MBingley
09-02-2012, 09:20 PM
Thanks for asking. I do have food allergies, and they're more complicated than simple things like gluten allergy. (Some people just have to avoid a certain food altogether and they'll be fine. But I'm one of those people who also react to certain combinations of "safe foods" or certain ways of preparing "safe foods.") When I get sick, I can't even go to work, much less strain my way up under a barbell. Fortunately, I'm in good hands, so I'm hoping to be able to manage things better in the long run.

The good thing about posting, as an exercise, is that it allowed me to see how many workouts I missed and what a big impact it had. Indeed, usually after a sick bout, I'd have to step down on the weights and work my way back up again. No wonder I have trouble gaining.

EjnarKolinkar
09-03-2012, 12:11 AM
[QUOTE=MBingley;942645443] (I confess I'm not calculating calories.)

This sticks out to me, I used to think that I could get away with not counting calories and macros. I got over that started using the myfitpal website and things got better.YMMV.

I think sticking to it and being as diligent as you can be will yield results.
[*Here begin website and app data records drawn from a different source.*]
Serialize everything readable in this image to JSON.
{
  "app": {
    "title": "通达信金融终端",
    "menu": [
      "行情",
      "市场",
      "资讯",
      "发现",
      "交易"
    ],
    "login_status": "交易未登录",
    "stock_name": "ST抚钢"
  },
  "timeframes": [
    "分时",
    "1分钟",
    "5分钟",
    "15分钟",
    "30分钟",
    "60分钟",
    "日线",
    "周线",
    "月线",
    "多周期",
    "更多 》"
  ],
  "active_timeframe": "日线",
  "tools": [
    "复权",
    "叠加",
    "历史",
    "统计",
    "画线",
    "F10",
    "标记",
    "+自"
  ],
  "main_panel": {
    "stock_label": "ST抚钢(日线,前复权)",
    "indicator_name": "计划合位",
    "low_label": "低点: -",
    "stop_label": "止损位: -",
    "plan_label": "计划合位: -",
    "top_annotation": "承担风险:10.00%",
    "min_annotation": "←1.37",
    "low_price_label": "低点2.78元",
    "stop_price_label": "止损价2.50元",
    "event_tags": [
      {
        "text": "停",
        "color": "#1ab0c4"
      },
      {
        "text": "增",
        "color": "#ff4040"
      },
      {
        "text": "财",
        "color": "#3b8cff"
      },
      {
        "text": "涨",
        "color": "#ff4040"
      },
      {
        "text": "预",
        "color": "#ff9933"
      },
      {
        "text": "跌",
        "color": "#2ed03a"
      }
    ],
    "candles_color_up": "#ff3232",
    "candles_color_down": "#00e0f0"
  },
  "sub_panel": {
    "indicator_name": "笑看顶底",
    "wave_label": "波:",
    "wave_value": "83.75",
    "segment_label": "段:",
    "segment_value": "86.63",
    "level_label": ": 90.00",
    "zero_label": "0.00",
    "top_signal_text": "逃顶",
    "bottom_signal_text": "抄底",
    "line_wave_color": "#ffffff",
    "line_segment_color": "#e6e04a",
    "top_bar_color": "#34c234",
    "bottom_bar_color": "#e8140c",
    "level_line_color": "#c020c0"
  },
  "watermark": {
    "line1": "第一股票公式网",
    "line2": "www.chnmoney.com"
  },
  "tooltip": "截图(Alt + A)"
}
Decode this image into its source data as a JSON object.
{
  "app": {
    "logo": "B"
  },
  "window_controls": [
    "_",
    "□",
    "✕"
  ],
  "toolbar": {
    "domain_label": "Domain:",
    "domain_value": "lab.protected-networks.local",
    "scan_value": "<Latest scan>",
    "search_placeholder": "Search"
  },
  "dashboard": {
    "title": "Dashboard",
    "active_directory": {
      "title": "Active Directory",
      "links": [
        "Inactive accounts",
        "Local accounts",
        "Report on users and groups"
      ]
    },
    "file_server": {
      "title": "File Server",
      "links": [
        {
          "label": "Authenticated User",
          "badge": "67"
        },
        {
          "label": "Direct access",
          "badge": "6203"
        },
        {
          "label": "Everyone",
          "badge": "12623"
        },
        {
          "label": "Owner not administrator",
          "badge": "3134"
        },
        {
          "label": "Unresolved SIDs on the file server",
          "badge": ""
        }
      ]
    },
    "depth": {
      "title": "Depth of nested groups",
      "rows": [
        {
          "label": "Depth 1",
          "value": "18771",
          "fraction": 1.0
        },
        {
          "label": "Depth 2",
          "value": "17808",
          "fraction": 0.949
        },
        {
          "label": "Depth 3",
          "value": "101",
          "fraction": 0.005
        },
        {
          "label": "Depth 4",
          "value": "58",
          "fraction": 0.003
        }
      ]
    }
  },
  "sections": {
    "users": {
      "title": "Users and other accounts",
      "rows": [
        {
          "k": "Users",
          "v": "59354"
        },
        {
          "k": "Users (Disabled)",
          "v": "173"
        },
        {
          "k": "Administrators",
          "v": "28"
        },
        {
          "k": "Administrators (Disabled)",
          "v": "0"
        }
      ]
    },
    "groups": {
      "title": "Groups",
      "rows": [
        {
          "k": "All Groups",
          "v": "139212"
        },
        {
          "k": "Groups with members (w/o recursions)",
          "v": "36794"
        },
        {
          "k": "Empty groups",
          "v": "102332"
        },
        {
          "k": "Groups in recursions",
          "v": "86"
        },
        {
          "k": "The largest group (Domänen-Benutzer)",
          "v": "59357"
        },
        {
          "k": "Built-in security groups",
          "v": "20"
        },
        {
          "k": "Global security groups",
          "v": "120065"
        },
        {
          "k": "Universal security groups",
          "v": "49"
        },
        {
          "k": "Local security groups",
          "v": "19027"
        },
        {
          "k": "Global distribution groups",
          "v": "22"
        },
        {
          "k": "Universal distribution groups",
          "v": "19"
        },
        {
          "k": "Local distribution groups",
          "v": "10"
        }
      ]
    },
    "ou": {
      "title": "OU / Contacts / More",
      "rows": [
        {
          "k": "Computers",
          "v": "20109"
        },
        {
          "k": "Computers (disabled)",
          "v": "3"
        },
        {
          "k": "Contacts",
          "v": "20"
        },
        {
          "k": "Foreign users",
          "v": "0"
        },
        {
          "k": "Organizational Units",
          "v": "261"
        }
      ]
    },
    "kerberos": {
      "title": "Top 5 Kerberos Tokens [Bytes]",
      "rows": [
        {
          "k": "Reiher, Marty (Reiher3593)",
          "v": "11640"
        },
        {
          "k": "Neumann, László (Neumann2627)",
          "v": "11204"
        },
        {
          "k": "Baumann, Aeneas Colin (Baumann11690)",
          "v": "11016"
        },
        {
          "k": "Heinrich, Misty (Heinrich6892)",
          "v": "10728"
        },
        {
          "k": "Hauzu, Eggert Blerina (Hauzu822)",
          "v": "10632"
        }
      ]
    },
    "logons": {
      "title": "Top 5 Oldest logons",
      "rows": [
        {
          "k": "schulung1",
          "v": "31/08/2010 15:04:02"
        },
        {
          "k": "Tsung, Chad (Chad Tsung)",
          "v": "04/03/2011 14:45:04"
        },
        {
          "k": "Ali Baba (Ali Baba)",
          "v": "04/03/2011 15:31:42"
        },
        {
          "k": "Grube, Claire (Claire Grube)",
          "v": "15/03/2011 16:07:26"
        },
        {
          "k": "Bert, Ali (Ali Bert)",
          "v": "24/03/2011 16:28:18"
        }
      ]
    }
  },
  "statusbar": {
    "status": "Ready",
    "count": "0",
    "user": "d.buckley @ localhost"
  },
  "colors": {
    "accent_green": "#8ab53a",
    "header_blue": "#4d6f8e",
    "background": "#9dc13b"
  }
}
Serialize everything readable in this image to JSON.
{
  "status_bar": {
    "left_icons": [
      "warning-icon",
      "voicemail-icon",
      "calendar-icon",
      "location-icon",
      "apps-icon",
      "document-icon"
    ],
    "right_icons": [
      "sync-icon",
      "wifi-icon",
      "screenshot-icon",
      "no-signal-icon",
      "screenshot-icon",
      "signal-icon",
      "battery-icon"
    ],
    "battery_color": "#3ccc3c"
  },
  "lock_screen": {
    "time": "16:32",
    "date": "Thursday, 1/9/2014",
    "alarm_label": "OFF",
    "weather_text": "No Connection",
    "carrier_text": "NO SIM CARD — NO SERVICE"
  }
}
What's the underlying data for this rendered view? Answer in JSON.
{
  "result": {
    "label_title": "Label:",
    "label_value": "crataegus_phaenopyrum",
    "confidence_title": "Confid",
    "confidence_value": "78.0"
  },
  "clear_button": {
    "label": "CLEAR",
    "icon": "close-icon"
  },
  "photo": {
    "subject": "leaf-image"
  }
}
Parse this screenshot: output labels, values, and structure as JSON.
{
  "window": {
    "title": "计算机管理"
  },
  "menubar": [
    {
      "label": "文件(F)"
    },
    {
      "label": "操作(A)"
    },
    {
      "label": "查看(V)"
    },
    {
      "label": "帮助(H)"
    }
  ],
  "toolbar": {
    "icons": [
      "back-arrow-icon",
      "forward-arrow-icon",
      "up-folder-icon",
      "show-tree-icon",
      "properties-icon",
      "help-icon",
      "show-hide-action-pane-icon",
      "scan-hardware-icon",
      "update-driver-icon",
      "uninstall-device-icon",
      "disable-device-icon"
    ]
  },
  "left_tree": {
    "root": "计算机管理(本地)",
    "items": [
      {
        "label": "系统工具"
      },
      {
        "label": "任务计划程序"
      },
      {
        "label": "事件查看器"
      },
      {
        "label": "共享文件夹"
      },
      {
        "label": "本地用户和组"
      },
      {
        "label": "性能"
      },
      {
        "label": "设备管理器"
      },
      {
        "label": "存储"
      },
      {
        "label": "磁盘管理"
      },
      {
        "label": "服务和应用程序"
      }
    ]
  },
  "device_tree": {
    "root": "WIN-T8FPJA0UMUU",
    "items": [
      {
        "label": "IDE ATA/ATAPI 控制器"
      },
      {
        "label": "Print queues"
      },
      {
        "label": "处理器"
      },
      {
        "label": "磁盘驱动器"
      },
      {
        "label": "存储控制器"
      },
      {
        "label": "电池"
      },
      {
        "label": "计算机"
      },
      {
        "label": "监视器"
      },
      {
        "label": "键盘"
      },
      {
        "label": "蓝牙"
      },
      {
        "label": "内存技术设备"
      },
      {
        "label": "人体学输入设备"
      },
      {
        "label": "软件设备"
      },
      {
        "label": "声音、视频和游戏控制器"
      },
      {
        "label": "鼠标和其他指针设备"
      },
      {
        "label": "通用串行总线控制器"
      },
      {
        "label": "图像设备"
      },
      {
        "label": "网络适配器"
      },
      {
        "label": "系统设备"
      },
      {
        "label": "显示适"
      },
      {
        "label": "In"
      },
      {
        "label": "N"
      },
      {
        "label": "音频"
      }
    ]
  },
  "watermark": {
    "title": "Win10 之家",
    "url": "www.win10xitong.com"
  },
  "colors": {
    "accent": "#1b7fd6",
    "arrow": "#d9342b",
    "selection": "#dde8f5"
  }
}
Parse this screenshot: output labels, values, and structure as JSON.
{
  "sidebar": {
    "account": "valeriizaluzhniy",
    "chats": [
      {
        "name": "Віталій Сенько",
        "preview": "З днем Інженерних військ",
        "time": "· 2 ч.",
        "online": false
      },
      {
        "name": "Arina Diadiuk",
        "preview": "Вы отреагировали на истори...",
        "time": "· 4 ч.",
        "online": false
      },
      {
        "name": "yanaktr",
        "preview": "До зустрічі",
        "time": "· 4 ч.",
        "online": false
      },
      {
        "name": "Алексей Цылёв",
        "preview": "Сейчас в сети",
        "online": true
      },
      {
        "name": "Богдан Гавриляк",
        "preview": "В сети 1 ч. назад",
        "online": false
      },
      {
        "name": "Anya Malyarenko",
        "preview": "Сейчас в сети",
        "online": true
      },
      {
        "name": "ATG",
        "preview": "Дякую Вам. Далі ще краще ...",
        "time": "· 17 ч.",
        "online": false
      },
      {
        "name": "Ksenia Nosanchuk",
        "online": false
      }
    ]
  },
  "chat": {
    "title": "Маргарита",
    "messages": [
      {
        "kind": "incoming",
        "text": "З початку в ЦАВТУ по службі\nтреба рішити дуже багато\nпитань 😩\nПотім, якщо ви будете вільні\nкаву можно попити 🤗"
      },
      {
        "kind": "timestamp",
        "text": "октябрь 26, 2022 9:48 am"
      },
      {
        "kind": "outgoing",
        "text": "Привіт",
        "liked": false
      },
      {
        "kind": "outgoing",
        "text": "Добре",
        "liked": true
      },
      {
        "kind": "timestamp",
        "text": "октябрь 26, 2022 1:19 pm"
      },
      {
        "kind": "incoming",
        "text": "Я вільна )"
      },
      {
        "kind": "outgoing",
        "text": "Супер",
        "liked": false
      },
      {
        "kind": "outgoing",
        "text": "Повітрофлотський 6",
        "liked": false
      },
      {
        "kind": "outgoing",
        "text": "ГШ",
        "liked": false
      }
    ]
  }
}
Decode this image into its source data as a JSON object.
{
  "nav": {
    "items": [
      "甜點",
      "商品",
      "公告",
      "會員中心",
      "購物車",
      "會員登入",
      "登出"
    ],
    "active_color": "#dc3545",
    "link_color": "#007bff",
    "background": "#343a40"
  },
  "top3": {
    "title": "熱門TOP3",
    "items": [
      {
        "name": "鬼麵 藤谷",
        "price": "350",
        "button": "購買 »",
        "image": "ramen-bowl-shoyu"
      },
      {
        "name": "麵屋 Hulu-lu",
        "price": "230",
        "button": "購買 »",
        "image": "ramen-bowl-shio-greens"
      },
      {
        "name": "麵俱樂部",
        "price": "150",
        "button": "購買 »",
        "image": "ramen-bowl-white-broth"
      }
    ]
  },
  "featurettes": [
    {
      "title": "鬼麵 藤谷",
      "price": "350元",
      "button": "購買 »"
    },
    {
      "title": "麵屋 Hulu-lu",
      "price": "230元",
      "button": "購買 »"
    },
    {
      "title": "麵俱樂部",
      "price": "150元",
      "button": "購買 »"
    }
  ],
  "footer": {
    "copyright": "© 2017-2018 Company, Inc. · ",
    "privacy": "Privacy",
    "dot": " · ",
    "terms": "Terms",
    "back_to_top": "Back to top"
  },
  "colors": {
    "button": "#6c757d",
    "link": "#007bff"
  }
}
Have you tried adding a half to 3/4 pound a workout to your squat? You can make some fractional weights out of some light weight chain you can get from the hardware store, weight them out on a food or postal scale, or take them to the grocery and do them there if you have to. even going up .5 lbs a week gets you up 26 pounds in a year.

A couple of websites and bodybuilders recommend setting the weight at 1/2 that of a 1 1/4 plate. That way you can progress even when the going is tough. Good luck